from The American Heritage® Dictionary of the English Language, 4th Edition
- adj. Of or caused by both the sun and the moon.
from Wiktionary, Creative Commons Attribution/Share-Alike License
- adj. Based on both the lunar month and the solar year.
- adj. Pertaining to or caused by both the moon and the sun.
from the GNU version of the Collaborative International Dictionary of English
- adj. Resulting from the united action, or pertaining to the mutual relations, of the sun and moon.
from The Century Dictionary and Cyclopedia
- Depending jointly on the motions or actions of the moon and the sun: as, the lunisolar cycle.
from WordNet 3.0 Copyright 2006 by Princeton University. All rights reserved.
- adj. relating to or attributed to the moon and the sun or their mutual relations
The Muslim calendar is lunar, the Gregorian is solar, but the Jewish and Chinese calendars are lunisolar, meaning that they try to cram 12 months into a tropical year.
The Chinese calendar is a lunisolar, incorporating elements of a lunar calendar with those of a solar calendar.
Star festivals are celebrated in several Asian countries including Japan, China, Vietnam, and Korea in summer, on the seventh day of the seventh month or the eighth month if going by the Chinese lunisolar calendar.
Japanese New Year (正月, shōgatsu) was based on the Chinese lunisolar calendar and celebrated at the beginning of spring, Japanese still have a custom of sending New Year Post card and most cards have the Chinese zodiac sign of the twelve animals.

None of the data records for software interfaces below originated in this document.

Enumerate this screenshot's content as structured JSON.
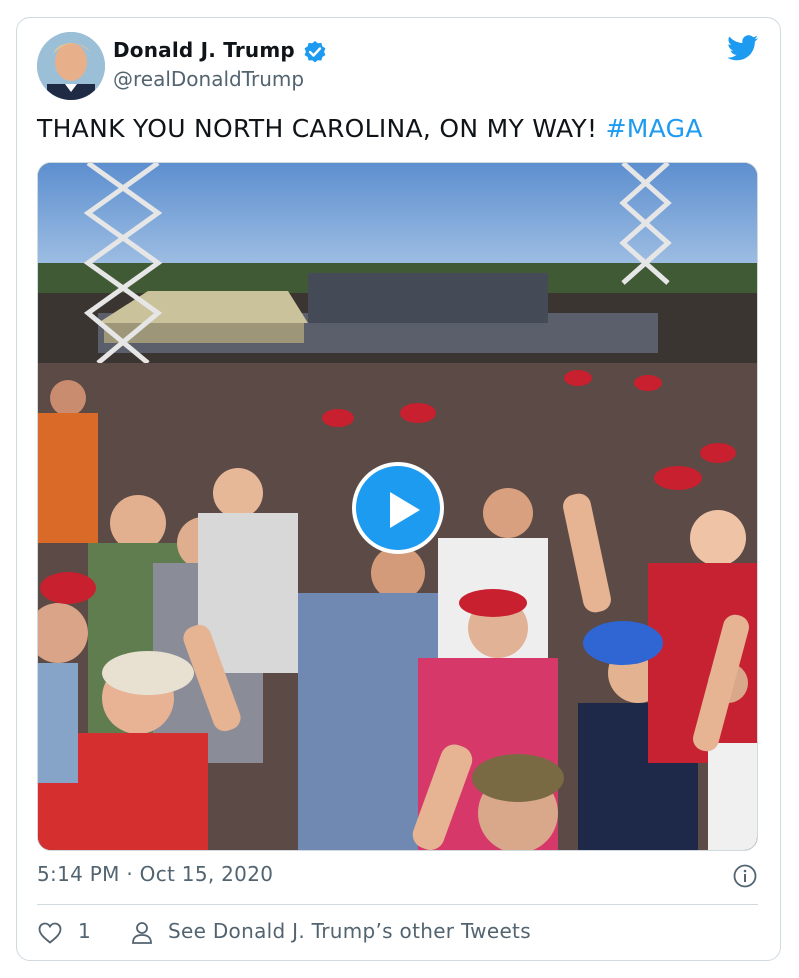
{
  "author": {
    "name": "Donald J. Trump",
    "handle": "@realDonaldTrump",
    "verified": true
  },
  "tweet": {
    "text": "THANK YOU NORTH CAROLINA, ON MY WAY! ",
    "hashtag": "#MAGA"
  },
  "media": {
    "type": "video",
    "play_icon": "play-icon"
  },
  "meta": {
    "timestamp": "5:14 PM · Oct 15, 2020",
    "info_icon": "info-icon"
  },
  "actions": {
    "like_count": "1",
    "see_others_label": "See Donald J. Trump’s other Tweets"
  },
  "colors": {
    "brand_blue": "#1d9bf0",
    "text_secondary": "#536471",
    "border": "#cfd9de"
  }
}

In the Hindu calendar, which is lunisolar calendar, the embolismic month is called adhika maas (extra month).
Isn't this culturally insensitive to Muslims - especially given that the Islamic calendar is actually lunar, rather than lunisolar like the Chinese one?
Other common lunisolar calendars are the Hindu chāndra māna, the Buddhist calendar (used across Thailand, Laos, Cambodia, and Myanmar) and Hebrew calendar, so it seems a bit much.
The Chinese calendar is a lunisolar calendar, not a lunar one.
In this nineteen-year lunisolar cycle, twelve years re - ceived twelve months each for a subtotal of 144.
It seems to me highly probable that the date to which all inquiries into the origin of the constellations and the zodiacal signs seems to point -- viz. 2170 B.C. -- was the date at which the Chaldæan astronomers definitely adopted the new system, the lunisolar instead of lunar division of the zodiac and of time.